◆ **Task item**:
From the first line to the last, set down the material exactly, leaving out its pictures.

◆ **Data provided**:
- Opening Delimiter -

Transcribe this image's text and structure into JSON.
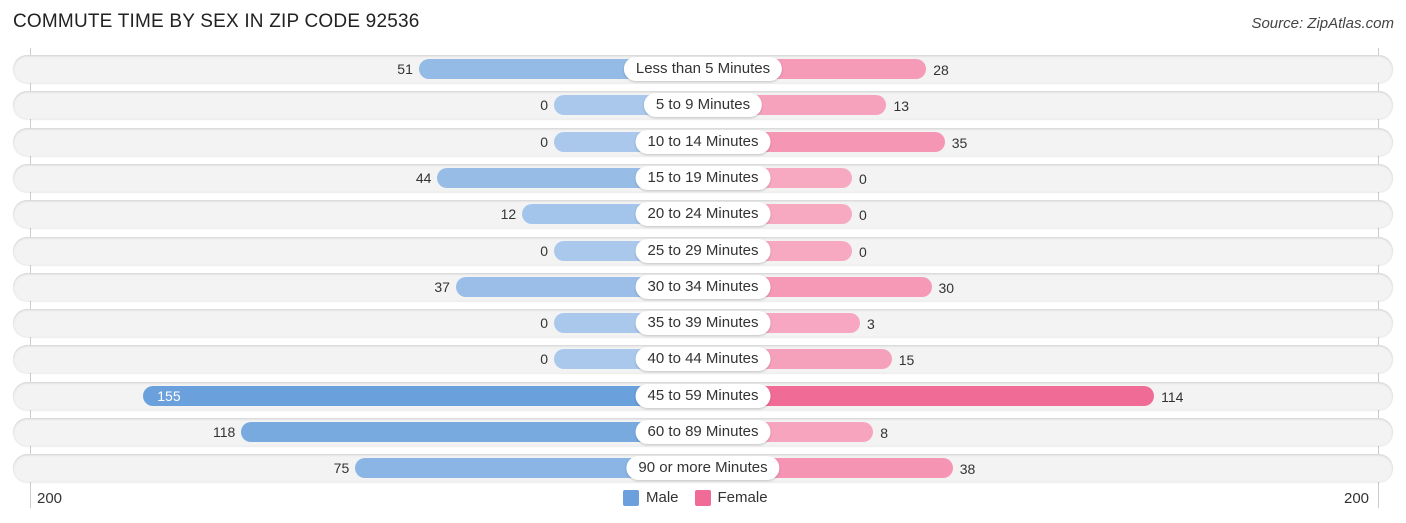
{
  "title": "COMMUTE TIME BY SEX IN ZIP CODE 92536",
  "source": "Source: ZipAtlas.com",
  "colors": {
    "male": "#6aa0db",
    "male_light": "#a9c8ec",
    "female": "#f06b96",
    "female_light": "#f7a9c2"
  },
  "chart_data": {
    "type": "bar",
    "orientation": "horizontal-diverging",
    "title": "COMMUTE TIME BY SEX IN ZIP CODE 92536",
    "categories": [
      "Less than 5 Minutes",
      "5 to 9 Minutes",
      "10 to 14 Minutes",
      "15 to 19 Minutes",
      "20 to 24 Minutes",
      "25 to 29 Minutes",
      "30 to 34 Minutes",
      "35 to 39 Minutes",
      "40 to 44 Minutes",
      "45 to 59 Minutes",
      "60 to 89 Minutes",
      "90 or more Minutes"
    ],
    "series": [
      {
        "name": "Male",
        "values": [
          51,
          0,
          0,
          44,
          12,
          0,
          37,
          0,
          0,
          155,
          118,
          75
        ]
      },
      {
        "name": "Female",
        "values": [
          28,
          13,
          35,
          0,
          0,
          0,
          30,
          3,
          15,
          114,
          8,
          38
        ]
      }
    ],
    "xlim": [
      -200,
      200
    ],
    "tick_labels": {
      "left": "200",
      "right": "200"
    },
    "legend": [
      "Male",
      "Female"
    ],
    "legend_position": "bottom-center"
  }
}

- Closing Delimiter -

◆ **Solution to this exercise**:
Transcribe this image's text and structure into JSON.
{
  "title": "COMMUTE TIME BY SEX IN ZIP CODE 92536",
  "source": "Source: ZipAtlas.com",
  "colors": {
    "male": "#6aa0db",
    "male_light": "#a9c8ec",
    "female": "#f06b96",
    "female_light": "#f7a9c2"
  },
  "chart_data": {
    "type": "bar",
    "orientation": "horizontal-diverging",
    "title": "COMMUTE TIME BY SEX IN ZIP CODE 92536",
    "categories": [
      "Less than 5 Minutes",
      "5 to 9 Minutes",
      "10 to 14 Minutes",
      "15 to 19 Minutes",
      "20 to 24 Minutes",
      "25 to 29 Minutes",
      "30 to 34 Minutes",
      "35 to 39 Minutes",
      "40 to 44 Minutes",
      "45 to 59 Minutes",
      "60 to 89 Minutes",
      "90 or more Minutes"
    ],
    "series": [
      {
        "name": "Male",
        "values": [
          51,
          0,
          0,
          44,
          12,
          0,
          37,
          0,
          0,
          155,
          118,
          75
        ]
      },
      {
        "name": "Female",
        "values": [
          28,
          13,
          35,
          0,
          0,
          0,
          30,
          3,
          15,
          114,
          8,
          38
        ]
      }
    ],
    "xlim": [
      -200,
      200
    ],
    "tick_labels": {
      "left": "200",
      "right": "200"
    },
    "legend": [
      "Male",
      "Female"
    ],
    "legend_position": "bottom-center"
  }
}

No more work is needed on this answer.